You’ve probably heard about some unusual company perks aimed at attracting and retaining female talent. Women have been promised fertility benefits, in-office manicures and massage, and even “flying nannies” for executives on the go. While these offers may sound innovative, our research shows that companies that stretch to imagine what women want are missing the mark.
At InHerSight, we asked more than 15,000 women to choose from a list of 14 factors what’s most important to them at work. Want to guess what women most want from a company? (Hint: It's not maternity leave.)
Here are the top three must-haves for working women:
Paid Time Off
The most attractive benefit for women is a good paid time-off package. Women want the ability to manage their own work-life balance without having to fit into specific life-stage definitions such as maternity or family leave.
Plain and simple: women want to be compensated well for the work they do. With Equal Pay Day right around the corner (April 12), we’ll all be reminded of the work that still needs to be done to achieve pay equity. But another important piece of the puzzle is making sure that women feel satisfied with the compensation they receive for the work they produce.
After Microsoft ’s recent GDC party misstep (to put it mildly), it’s good to remind everyone that our interactions with our colleagues and the social environments cultivated by companies have a huge impact on how we feel about our employer. And while we won’t name names here, from small companies to large, women are reporting that there’s still a lot of work to be done in this department, citing uncomfortable work environment, boys’ clubs, and more.
Benefits Less Likely to Delight
So, what so-called “female friendly” perks are least sought by women? On-site child care and lactation rooms are actually among the least sought-after perks. These types of benefits have a narrow appeal in large part because they fit just a small segment of the working women population.
Despite a well-documented need for more women at the tops of organizations, women-focused mentorship initiatives also rate low among desirable benefits. Perhaps that’s because, as our raters tell us, companies are doing a poor job of delivering such sponsorship programs.
Finally, company-organized social activities, such as happy hours, game rooms, and group outings also fall low on the wish list for women workers.
What Our Insights Tell Us
Perhaps these results are not so surprising after all.
Taken together, our data indicate that women are not looking for employers to answer their specific needs--whether for family-raising, socializing, or creating work-life balance.

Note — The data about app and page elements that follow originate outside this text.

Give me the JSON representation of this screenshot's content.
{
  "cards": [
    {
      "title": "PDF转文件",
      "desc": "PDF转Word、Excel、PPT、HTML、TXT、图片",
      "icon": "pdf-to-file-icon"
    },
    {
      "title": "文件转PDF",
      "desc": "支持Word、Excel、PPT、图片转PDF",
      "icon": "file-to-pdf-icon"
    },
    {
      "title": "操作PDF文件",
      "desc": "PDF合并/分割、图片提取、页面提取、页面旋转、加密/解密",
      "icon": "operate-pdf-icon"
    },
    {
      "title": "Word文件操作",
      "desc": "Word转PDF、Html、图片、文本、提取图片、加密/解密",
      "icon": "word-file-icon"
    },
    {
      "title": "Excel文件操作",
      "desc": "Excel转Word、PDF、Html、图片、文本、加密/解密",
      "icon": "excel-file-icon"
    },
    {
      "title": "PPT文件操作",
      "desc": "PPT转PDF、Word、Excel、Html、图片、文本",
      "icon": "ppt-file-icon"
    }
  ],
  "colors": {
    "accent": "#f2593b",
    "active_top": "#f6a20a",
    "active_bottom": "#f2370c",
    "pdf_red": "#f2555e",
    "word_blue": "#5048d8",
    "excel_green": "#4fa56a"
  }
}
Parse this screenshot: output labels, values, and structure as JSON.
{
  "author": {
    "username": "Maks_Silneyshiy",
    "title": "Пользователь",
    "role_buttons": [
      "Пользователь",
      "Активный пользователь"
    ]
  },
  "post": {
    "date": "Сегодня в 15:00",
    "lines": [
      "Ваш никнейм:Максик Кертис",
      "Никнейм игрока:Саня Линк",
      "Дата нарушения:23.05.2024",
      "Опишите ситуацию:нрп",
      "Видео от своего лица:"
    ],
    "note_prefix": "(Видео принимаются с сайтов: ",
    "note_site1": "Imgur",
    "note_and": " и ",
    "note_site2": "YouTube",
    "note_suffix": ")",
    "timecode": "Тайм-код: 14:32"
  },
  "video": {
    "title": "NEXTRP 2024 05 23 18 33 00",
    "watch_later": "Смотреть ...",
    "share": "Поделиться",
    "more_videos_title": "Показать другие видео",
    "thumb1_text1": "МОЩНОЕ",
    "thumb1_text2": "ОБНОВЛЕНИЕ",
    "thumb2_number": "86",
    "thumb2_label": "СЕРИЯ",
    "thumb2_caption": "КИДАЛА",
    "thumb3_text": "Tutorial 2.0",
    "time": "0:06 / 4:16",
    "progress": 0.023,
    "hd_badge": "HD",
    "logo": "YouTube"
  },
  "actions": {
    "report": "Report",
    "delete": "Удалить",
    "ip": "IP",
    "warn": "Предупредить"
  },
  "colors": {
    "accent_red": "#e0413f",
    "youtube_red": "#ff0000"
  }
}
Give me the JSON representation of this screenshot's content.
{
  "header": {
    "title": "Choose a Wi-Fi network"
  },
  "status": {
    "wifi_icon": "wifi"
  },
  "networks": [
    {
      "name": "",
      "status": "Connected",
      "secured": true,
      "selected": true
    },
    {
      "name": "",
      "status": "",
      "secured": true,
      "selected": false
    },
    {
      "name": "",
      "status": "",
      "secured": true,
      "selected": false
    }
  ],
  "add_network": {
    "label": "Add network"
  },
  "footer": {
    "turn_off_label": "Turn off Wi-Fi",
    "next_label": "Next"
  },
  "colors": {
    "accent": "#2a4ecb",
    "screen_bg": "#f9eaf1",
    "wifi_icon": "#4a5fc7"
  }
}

Rather, women seek companies that provide them with the choice, the flexibility--the tools--to fashion their own lives as they see fit.
And everyday, with every new piece of information that raters contribute at InHerSight.com, we take another step closer to both showing women where to find those sought-after tools and to showing companies how to improve workplaces for women. Join the effort — rate your company today!